Please retype the records below exactly as they appear, leaving out every picture.

· · · ·

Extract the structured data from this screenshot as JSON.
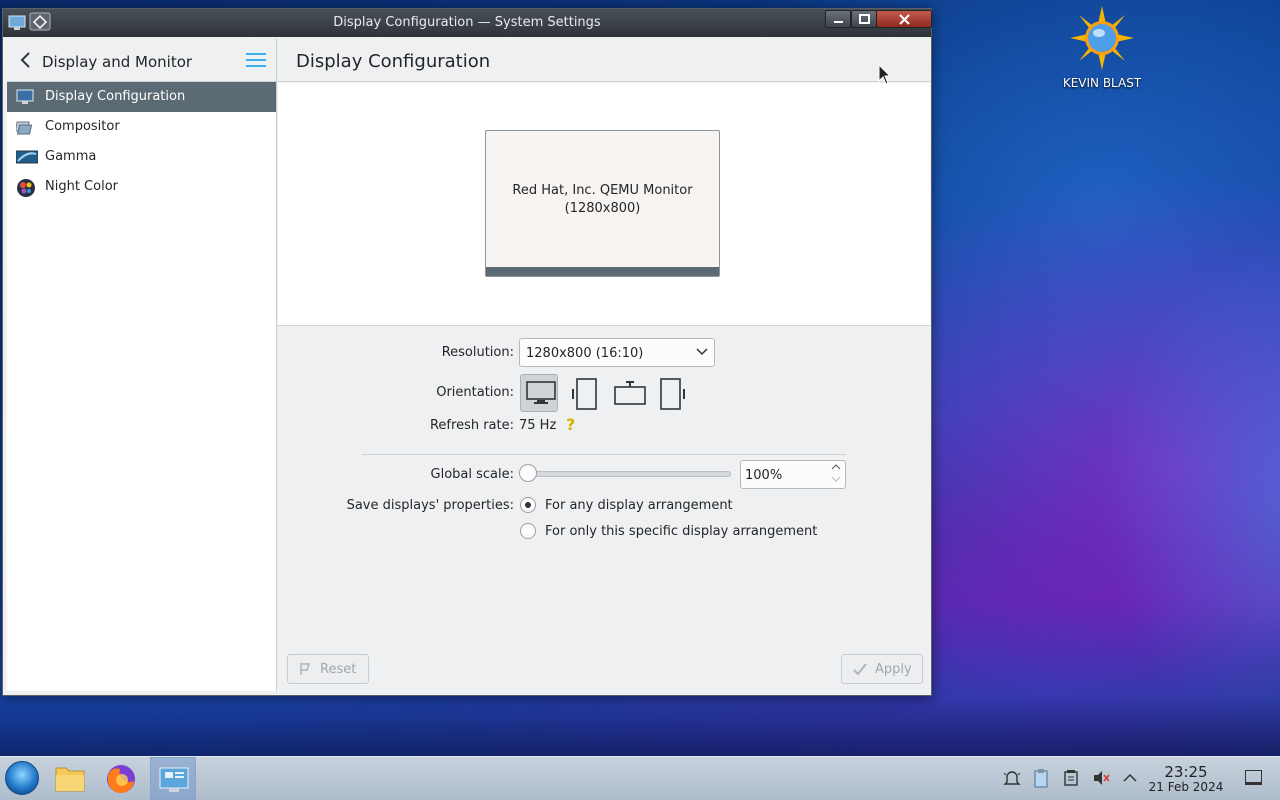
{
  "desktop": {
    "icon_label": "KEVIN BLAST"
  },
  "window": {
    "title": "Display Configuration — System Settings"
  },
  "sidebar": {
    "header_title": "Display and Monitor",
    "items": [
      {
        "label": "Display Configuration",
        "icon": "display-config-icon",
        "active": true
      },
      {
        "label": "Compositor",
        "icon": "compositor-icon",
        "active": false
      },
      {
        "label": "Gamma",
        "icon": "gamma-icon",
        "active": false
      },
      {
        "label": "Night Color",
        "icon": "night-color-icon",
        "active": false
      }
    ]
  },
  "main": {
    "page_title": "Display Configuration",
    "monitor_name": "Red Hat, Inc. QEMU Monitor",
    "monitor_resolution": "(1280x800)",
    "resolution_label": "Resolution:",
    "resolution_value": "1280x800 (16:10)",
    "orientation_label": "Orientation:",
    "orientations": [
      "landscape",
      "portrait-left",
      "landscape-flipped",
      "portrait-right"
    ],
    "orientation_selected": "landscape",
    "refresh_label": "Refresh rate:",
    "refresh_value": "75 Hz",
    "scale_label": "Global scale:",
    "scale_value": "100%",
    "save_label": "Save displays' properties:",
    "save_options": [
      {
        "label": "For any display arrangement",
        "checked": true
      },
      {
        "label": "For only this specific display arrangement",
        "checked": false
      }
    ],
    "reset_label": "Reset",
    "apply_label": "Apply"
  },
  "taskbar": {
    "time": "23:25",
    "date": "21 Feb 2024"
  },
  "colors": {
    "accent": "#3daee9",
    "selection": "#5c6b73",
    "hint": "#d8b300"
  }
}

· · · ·

[Reply to the task]:
Extract the structured data from this screenshot as JSON.
{
  "desktop": {
    "icon_label": "KEVIN BLAST"
  },
  "window": {
    "title": "Display Configuration — System Settings"
  },
  "sidebar": {
    "header_title": "Display and Monitor",
    "items": [
      {
        "label": "Display Configuration",
        "icon": "display-config-icon",
        "active": true
      },
      {
        "label": "Compositor",
        "icon": "compositor-icon",
        "active": false
      },
      {
        "label": "Gamma",
        "icon": "gamma-icon",
        "active": false
      },
      {
        "label": "Night Color",
        "icon": "night-color-icon",
        "active": false
      }
    ]
  },
  "main": {
    "page_title": "Display Configuration",
    "monitor_name": "Red Hat, Inc. QEMU Monitor",
    "monitor_resolution": "(1280x800)",
    "resolution_label": "Resolution:",
    "resolution_value": "1280x800 (16:10)",
    "orientation_label": "Orientation:",
    "orientations": [
      "landscape",
      "portrait-left",
      "landscape-flipped",
      "portrait-right"
    ],
    "orientation_selected": "landscape",
    "refresh_label": "Refresh rate:",
    "refresh_value": "75 Hz",
    "scale_label": "Global scale:",
    "scale_value": "100%",
    "save_label": "Save displays' properties:",
    "save_options": [
      {
        "label": "For any display arrangement",
        "checked": true
      },
      {
        "label": "For only this specific display arrangement",
        "checked": false
      }
    ],
    "reset_label": "Reset",
    "apply_label": "Apply"
  },
  "taskbar": {
    "time": "23:25",
    "date": "21 Feb 2024"
  },
  "colors": {
    "accent": "#3daee9",
    "selection": "#5c6b73",
    "hint": "#d8b300"
  }
}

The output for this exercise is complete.